Task to complete:
Search the data for the word "selected" and copy out every line that has it.

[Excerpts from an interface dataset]
____________
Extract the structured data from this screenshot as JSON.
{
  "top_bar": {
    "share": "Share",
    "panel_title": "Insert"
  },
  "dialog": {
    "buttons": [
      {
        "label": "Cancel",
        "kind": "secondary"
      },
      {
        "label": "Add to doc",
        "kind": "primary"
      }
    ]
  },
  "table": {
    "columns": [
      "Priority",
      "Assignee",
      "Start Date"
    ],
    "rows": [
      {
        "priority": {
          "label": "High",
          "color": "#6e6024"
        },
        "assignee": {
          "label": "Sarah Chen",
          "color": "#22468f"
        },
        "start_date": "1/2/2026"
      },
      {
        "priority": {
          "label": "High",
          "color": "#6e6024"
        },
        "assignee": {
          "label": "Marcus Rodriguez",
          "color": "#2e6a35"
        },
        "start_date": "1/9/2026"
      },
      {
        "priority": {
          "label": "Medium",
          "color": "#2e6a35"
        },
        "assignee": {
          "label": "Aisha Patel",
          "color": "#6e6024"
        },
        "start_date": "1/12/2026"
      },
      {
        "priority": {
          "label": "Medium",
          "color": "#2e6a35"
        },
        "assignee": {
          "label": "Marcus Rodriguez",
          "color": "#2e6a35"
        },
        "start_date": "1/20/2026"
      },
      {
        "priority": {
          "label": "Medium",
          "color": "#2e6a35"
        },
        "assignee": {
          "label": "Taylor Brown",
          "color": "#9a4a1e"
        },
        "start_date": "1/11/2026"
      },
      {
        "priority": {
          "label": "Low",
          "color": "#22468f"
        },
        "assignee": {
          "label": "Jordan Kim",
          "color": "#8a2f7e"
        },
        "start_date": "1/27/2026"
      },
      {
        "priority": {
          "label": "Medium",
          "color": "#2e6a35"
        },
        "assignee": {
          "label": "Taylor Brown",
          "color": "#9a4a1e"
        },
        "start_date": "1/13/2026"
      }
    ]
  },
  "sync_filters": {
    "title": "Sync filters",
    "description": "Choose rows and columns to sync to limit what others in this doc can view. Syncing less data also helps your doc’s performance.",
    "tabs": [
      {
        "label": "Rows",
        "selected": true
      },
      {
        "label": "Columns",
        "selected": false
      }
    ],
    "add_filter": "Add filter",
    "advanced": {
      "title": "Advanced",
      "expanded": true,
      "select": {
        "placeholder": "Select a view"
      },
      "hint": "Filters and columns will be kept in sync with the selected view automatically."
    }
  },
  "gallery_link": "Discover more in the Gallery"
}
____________
Exercise answer:
        "selected": true
        "selected": false
      "hint": "Filters and columns will be kept in sync with the selected view automatically."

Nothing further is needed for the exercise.